Task: Please state in a single number how many lines of the entries below include the word "nCompletion".

Dataset excerpts:

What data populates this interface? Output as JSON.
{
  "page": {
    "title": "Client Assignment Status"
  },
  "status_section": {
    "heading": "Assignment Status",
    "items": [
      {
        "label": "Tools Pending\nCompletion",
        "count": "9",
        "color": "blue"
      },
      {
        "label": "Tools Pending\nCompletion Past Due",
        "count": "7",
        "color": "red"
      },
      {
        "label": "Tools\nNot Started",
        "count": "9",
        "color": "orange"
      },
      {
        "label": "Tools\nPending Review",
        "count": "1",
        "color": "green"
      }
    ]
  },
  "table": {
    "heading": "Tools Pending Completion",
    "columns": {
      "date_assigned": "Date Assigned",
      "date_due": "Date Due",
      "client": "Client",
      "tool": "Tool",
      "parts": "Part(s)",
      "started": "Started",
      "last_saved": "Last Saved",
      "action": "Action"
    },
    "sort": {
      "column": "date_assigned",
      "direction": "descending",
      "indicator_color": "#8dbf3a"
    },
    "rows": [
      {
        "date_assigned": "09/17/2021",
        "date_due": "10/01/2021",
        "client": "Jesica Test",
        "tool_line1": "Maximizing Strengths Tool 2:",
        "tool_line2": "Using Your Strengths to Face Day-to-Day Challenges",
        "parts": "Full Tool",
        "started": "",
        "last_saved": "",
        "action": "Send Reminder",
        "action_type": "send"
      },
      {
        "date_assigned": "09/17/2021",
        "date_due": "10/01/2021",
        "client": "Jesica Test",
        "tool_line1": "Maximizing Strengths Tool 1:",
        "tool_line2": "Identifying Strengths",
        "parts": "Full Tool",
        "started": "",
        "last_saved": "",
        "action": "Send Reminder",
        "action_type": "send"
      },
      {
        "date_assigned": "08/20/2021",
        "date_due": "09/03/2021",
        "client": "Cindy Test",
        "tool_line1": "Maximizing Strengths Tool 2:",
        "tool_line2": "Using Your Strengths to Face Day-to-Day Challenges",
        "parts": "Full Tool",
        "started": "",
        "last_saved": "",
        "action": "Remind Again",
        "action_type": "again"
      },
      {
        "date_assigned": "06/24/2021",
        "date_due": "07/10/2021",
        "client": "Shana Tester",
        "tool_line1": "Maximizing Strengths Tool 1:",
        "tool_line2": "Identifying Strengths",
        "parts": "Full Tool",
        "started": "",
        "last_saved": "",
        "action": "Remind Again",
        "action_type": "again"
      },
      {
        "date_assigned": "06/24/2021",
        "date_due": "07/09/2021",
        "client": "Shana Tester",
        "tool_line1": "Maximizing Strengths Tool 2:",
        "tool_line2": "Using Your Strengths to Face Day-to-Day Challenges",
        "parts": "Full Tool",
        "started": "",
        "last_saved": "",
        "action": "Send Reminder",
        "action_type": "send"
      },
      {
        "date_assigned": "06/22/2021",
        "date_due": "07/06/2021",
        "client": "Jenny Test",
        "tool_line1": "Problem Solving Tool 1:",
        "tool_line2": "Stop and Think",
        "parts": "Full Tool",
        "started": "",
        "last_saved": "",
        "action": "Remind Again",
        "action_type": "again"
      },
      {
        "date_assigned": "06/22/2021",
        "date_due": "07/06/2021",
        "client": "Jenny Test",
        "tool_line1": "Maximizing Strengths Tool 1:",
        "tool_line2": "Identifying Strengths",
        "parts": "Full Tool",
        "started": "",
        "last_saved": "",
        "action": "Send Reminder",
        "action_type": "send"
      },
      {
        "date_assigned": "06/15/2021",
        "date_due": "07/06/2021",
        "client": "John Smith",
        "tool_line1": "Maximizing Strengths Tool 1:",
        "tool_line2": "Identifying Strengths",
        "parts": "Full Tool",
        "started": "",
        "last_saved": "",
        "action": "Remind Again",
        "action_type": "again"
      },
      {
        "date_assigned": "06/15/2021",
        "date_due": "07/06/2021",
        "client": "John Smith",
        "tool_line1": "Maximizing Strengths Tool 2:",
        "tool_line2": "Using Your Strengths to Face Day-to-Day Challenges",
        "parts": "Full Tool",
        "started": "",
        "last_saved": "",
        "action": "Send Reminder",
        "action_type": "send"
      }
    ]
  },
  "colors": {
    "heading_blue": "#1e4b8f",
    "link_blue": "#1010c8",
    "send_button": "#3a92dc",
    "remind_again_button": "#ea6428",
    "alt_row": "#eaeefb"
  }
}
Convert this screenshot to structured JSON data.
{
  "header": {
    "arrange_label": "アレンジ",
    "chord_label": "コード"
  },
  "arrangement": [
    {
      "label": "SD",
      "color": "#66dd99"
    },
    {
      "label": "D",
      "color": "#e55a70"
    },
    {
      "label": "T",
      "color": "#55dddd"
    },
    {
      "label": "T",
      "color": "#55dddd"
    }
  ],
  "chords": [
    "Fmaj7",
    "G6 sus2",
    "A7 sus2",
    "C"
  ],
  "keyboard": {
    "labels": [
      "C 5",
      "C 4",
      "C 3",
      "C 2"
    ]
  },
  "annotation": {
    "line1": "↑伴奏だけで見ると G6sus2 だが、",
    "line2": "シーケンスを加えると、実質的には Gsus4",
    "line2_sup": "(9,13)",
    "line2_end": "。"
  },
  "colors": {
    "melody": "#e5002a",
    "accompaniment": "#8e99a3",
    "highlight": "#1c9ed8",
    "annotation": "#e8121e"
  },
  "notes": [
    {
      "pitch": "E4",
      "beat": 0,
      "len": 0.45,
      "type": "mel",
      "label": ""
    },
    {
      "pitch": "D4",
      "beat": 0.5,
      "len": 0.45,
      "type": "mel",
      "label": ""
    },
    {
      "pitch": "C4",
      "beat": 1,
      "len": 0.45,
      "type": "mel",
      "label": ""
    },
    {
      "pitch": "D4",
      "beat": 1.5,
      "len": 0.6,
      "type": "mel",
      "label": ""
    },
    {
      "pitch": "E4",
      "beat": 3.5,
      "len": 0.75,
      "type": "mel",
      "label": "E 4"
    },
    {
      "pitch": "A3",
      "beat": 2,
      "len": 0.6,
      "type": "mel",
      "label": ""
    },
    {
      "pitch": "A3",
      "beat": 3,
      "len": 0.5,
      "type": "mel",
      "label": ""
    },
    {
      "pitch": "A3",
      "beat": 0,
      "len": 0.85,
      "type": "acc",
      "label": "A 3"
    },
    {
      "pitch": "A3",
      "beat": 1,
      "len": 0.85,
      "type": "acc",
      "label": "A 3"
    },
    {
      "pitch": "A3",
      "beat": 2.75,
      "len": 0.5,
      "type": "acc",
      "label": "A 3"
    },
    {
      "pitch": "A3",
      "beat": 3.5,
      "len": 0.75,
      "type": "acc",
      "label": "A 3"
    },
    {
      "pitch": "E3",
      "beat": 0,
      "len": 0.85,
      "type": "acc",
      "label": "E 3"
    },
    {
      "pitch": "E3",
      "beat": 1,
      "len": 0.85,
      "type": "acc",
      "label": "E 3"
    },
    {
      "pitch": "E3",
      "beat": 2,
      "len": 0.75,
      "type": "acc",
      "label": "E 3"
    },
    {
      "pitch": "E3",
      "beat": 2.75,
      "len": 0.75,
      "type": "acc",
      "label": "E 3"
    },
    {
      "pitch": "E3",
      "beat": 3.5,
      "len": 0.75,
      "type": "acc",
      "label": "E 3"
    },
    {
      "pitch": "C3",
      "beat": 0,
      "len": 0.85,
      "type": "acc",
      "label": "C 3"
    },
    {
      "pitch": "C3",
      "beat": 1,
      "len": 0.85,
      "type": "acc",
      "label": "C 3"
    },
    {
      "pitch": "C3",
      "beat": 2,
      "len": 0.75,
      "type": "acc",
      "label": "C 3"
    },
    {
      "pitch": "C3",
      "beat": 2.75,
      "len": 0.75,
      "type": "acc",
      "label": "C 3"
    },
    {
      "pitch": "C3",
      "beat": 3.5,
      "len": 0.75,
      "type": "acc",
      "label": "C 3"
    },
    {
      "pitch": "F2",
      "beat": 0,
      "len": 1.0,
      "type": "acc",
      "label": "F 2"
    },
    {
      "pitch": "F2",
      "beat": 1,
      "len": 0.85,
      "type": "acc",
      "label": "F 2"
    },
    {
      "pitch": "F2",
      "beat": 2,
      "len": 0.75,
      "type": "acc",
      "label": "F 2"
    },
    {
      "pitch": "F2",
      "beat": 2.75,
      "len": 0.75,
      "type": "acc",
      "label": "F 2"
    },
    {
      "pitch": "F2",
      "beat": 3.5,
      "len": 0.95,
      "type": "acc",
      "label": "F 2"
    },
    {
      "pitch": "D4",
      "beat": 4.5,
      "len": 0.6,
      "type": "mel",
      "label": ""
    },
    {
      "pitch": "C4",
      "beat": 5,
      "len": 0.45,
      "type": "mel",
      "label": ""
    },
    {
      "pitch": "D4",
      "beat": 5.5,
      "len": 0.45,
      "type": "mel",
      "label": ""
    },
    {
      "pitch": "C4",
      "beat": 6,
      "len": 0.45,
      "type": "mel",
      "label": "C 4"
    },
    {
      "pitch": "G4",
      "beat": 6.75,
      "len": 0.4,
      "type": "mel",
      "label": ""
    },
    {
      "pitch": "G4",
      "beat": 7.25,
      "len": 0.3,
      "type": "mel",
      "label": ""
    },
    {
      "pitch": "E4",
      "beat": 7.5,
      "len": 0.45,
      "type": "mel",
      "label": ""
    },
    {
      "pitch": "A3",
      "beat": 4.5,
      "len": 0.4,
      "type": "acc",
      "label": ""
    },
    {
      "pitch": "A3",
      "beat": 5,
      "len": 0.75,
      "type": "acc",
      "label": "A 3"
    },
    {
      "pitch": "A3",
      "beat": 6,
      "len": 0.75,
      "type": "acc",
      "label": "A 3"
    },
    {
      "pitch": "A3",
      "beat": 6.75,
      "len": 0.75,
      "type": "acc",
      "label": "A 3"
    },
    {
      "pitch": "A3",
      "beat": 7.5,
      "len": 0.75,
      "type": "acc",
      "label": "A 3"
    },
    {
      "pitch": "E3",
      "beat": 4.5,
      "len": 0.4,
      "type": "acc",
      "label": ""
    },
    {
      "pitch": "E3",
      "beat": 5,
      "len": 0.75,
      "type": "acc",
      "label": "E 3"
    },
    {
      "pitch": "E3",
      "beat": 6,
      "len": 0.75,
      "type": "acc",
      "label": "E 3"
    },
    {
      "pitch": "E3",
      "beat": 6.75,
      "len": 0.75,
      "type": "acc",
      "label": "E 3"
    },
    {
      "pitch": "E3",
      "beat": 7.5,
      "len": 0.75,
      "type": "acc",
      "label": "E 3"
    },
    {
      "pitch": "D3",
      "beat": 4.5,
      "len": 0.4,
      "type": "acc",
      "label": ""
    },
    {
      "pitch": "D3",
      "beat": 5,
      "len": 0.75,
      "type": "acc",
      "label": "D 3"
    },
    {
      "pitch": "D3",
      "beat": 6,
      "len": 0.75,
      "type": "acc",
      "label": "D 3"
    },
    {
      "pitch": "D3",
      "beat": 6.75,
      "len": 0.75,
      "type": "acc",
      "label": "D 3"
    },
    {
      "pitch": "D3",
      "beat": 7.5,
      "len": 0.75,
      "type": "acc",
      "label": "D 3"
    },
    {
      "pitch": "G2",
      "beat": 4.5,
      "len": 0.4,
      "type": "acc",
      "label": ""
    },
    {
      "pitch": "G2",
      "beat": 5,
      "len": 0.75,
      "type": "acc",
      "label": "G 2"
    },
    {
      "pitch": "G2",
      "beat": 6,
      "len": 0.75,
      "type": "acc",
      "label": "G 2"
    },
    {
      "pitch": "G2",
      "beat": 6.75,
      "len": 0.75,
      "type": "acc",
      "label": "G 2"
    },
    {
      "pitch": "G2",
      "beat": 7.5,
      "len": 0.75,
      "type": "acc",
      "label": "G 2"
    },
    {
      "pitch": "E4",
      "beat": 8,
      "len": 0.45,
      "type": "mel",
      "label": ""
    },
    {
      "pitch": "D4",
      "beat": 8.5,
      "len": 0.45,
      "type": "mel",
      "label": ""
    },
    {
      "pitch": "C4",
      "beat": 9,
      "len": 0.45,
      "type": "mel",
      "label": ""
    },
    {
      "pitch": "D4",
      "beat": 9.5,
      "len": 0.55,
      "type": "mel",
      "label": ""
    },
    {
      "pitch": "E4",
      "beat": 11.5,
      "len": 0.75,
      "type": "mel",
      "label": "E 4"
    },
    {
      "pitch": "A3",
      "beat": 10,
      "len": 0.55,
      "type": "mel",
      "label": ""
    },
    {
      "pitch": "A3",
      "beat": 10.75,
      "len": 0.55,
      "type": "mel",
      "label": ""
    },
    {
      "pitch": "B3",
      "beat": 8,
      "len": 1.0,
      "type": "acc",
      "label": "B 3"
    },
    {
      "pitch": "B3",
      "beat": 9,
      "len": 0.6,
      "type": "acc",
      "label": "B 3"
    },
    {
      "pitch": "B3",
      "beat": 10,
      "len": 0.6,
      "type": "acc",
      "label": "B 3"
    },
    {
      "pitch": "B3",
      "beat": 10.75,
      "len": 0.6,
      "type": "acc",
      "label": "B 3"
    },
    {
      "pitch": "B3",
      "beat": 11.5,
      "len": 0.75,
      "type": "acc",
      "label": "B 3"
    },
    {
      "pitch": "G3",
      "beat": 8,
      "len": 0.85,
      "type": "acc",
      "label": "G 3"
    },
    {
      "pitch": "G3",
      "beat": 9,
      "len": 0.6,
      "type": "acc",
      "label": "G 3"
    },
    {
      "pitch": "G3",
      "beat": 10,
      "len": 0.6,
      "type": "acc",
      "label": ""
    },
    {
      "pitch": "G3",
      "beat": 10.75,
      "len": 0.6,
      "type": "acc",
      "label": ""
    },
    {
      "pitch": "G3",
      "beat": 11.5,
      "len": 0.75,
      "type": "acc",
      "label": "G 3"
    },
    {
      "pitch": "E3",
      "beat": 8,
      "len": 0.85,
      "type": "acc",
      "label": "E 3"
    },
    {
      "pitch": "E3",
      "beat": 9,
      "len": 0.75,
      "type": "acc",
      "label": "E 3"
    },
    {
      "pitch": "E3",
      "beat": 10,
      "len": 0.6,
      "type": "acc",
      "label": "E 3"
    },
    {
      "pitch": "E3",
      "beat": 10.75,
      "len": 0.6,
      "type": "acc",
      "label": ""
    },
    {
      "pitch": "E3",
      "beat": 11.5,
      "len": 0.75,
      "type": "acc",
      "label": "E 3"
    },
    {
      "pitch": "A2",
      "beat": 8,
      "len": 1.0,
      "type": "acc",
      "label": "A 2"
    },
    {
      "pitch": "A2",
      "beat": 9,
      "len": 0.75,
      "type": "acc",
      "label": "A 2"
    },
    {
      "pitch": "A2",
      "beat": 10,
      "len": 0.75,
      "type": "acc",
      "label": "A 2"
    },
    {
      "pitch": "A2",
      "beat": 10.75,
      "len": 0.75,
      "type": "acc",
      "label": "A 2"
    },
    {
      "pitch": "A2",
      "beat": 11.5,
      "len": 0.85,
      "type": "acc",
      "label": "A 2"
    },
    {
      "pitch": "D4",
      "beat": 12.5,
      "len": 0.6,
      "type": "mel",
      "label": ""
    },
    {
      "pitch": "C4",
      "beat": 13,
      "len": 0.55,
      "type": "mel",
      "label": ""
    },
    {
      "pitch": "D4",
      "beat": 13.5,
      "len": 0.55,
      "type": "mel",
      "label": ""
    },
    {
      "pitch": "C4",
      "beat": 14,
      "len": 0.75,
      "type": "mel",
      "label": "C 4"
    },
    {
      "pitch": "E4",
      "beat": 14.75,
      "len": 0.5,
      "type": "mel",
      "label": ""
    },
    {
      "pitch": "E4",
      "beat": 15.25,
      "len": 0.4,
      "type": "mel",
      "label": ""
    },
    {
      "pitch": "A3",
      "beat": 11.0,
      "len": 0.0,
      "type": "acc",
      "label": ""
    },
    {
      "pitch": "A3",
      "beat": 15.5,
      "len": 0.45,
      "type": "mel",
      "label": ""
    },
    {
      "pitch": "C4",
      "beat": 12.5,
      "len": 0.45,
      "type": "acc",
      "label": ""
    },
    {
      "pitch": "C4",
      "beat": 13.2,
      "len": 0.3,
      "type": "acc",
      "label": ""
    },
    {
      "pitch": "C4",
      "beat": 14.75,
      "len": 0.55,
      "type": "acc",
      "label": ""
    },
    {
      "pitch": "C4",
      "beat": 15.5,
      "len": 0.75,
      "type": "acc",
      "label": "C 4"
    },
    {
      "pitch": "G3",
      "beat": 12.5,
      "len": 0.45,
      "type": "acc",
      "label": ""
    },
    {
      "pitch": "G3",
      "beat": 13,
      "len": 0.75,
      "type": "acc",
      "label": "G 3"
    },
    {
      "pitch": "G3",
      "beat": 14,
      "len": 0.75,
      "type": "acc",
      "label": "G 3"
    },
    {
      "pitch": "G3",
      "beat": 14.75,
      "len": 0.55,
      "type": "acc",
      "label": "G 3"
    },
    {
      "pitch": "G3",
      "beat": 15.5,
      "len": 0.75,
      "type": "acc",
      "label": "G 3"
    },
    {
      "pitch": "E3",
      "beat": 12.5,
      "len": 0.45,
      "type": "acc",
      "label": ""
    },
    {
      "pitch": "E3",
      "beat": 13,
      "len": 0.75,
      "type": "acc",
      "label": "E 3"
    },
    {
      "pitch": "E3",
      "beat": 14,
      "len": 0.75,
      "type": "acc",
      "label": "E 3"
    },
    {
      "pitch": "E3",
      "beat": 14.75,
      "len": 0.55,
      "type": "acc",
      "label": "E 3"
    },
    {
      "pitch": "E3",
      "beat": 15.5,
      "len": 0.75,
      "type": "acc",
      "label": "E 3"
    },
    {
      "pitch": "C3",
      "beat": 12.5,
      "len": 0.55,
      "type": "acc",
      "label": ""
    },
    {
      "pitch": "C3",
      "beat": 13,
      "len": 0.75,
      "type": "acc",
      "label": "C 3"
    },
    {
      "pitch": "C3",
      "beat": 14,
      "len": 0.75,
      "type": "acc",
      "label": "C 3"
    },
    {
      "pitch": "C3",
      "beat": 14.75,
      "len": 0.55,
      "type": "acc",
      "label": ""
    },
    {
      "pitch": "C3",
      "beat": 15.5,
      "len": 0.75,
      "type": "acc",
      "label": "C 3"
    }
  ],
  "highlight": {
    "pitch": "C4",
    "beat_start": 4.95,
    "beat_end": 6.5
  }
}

Exercise result: 2